A California university recently conducted a survey finding the number of Latinos who have earned a doctorate degree rose 161 percent between 1990 and 2010. Non-Hispanics holding the same degree grew only by 90 percent.
The amount of Hispanic-owned businesses has increased by nearly 44 percent between 2002 and 2007, according to a study conducted by the Commerce Department’s Minority Business Development Agency and U.S. Census Bureau. While the rest of the country saw an 18 percent growth in businesses, Hispanic businesses grew from 1.6 million to 2.3 million. As many of these businesses will likely thrive in the currently developing economy, many Hispanic individuals may be prompted to earn an online doctorate degree in business, as the degree offers an in depth education on managing and owning a business.

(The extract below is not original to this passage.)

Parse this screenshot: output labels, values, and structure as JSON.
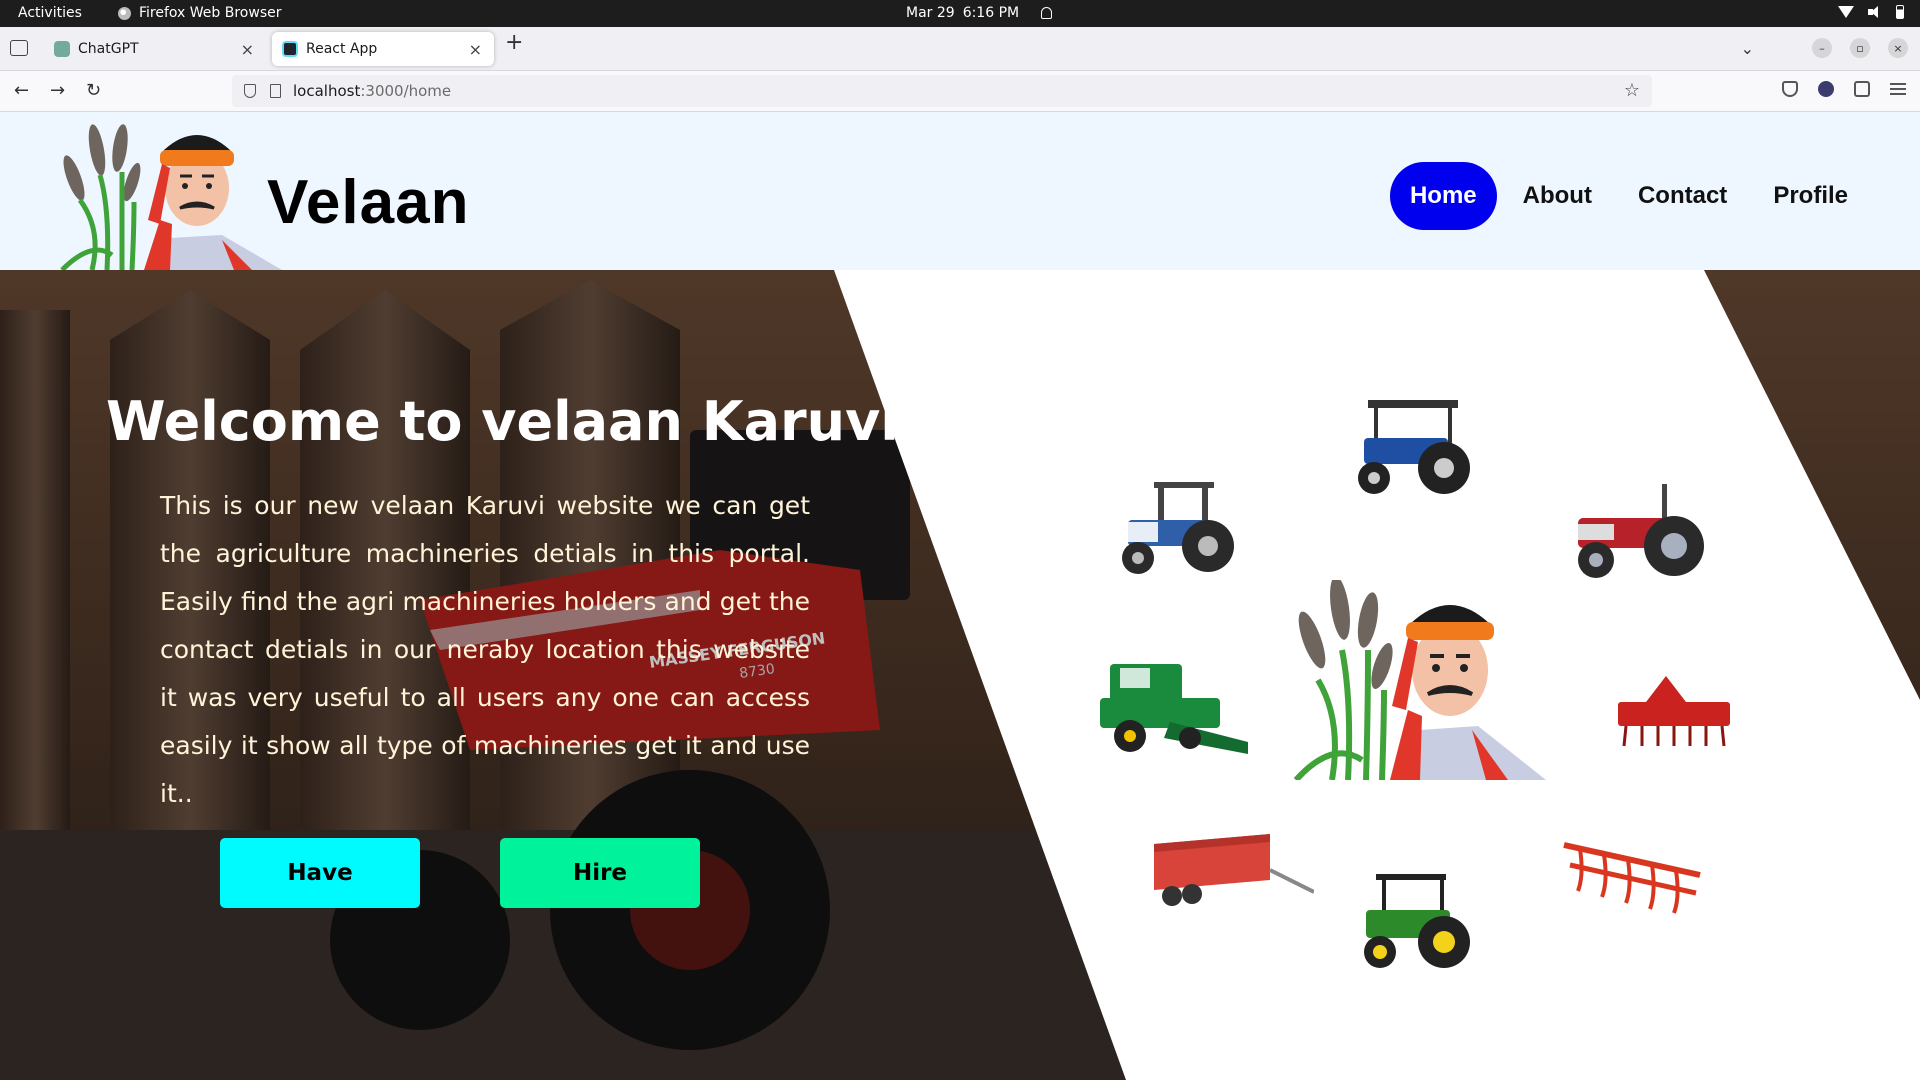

Across the nation, the Hispanic population has grown from 22.4 million in 1990 to 50.5 million in 2010. Likewise, the number of Hispanics seeking higher degrees has also seen a large increase. Marialena Rivera from San Antonio, Texas, a Hispanic woman who is currently working on a Ph.D. in education policy, recently told Bloomberg that her family struggled before her parents earned a degree.
“As soon as my parents got their degrees, everything changed for us,” Rivera, 27, told Bloomberg. “They got better jobs. We moved into a gated community. We had a pool in our backyard.”
At the beginning of the 2011 school year, a California University noted a 46 percent increase in Hispanics earning a doctorate in 20 years. However, Hispanics are still underrepresented in American institutes of higher education, as there were only 385 students working toward a doctorate compared to 2,529 white students, a 25 percent drop in the same time frame.
Between 1880 and 1920 immigration dramatically increased and by the 1960s the majority of immigrants were Hispanics. According to a 2010 report by the Center for American Progress in Washington, second generation Americans are more likely than their immigrant parents to go to college, earn high-paying jobs and own a home.
There are several organizations, like the Association of Latino Professional in Finance and Accounting that are working to help more Hispanics strengthen their career opportunities while owning a business. The non-profit that has been in business for 40 years helps business professionals and students build leadership skills and motivate them for career readiness.